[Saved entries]
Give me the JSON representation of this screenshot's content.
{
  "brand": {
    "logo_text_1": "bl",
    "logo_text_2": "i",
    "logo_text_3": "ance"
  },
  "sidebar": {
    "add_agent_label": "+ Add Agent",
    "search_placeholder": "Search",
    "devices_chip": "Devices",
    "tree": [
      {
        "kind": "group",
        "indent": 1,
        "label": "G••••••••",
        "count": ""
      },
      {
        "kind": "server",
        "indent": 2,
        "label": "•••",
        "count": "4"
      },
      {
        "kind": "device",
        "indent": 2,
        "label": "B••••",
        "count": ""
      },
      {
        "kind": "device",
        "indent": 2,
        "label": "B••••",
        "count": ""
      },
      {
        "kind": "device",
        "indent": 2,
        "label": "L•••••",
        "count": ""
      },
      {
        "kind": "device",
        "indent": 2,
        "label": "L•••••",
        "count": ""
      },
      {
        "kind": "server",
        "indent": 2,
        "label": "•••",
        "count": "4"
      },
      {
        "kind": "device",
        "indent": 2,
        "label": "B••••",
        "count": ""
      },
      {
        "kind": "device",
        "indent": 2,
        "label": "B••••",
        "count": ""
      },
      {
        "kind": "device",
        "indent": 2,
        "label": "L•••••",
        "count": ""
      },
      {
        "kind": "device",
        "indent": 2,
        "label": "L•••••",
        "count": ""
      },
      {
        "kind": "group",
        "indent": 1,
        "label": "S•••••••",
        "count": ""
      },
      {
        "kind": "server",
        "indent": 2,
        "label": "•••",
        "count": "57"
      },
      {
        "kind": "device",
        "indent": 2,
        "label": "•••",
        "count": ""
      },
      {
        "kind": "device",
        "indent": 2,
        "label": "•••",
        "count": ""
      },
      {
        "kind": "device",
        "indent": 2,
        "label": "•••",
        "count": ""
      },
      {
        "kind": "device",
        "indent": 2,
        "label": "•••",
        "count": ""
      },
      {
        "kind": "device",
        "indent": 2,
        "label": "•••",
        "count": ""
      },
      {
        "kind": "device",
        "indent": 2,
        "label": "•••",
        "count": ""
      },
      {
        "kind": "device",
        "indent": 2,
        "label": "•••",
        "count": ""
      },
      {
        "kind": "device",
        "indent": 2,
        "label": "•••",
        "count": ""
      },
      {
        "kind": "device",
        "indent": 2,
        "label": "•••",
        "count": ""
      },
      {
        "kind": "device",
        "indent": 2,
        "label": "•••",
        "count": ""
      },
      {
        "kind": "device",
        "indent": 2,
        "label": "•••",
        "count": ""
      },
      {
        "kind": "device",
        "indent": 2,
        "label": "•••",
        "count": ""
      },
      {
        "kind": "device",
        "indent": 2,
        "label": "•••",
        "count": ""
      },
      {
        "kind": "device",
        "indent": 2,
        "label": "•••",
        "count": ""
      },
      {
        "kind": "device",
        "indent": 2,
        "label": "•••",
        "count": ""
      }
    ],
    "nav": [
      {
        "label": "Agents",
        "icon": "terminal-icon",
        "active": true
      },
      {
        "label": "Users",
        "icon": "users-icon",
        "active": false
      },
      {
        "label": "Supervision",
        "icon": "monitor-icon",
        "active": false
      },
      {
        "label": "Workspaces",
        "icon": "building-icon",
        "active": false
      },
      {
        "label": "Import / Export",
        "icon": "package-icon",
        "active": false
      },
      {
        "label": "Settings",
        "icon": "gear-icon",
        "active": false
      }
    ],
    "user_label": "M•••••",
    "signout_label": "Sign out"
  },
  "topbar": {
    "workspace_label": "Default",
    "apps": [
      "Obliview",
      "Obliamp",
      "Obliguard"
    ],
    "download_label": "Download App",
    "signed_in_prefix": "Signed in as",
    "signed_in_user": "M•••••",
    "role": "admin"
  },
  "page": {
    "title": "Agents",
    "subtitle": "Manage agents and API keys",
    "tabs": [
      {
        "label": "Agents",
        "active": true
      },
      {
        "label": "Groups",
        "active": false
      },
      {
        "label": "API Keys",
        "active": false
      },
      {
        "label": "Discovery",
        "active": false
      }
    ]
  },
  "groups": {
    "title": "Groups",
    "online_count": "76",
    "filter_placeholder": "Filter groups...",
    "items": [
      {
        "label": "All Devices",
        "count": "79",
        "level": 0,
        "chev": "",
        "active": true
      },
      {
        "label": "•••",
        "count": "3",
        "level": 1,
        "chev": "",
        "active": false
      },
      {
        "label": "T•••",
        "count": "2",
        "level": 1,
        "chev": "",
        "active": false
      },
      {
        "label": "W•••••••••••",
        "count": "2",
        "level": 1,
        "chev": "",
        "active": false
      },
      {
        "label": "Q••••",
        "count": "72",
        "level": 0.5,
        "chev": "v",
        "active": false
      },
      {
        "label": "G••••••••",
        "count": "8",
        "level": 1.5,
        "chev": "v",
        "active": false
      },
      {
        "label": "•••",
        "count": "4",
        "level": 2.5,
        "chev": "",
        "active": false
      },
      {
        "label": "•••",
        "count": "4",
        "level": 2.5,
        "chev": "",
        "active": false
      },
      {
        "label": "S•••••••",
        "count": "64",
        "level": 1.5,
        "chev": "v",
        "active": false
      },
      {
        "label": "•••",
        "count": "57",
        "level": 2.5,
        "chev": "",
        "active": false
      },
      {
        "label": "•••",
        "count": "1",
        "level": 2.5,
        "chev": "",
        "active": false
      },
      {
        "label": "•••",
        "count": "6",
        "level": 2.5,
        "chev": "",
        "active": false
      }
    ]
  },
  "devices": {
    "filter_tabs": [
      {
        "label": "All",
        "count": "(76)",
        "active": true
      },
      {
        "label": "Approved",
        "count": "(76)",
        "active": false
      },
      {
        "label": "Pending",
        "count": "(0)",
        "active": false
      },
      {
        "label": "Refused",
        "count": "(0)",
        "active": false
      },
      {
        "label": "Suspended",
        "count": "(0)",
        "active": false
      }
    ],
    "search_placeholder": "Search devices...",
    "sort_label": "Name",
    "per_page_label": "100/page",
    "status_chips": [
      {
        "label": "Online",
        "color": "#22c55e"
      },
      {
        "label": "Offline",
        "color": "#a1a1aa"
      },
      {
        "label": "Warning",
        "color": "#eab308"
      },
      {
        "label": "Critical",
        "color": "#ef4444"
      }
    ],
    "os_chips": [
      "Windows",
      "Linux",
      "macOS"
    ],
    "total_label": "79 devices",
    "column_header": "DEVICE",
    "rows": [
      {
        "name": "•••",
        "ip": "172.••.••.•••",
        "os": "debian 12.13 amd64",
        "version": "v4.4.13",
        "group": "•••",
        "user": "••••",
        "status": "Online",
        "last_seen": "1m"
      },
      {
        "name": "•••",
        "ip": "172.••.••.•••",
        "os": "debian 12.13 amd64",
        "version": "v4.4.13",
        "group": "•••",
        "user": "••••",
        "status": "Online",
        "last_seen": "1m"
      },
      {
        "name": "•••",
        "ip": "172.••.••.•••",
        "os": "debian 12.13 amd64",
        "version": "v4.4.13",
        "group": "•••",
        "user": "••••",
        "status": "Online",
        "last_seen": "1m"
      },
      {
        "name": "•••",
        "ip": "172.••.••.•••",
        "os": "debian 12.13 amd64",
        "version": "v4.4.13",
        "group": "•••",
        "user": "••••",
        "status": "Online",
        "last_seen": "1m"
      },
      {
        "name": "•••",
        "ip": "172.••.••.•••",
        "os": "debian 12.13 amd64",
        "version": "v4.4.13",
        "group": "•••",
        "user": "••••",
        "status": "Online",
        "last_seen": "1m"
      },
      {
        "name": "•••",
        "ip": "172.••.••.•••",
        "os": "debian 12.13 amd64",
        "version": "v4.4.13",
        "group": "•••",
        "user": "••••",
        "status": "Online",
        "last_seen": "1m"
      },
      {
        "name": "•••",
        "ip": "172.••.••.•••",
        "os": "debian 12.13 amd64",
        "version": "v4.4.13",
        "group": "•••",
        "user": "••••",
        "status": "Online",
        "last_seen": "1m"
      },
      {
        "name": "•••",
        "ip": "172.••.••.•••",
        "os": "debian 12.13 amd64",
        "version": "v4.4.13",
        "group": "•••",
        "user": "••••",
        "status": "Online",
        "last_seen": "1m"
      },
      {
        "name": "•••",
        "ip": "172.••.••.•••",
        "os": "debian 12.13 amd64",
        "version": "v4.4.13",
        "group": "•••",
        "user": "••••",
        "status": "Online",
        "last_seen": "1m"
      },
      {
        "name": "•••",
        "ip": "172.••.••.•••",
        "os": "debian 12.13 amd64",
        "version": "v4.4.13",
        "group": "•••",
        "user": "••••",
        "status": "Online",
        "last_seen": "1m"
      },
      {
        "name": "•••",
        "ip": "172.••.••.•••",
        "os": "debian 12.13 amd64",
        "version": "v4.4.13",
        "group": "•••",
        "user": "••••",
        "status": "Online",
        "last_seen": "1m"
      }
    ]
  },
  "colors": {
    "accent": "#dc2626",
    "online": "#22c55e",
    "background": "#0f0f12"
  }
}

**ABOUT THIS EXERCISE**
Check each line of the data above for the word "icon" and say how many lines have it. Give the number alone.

**YOUR SOLUTION**
6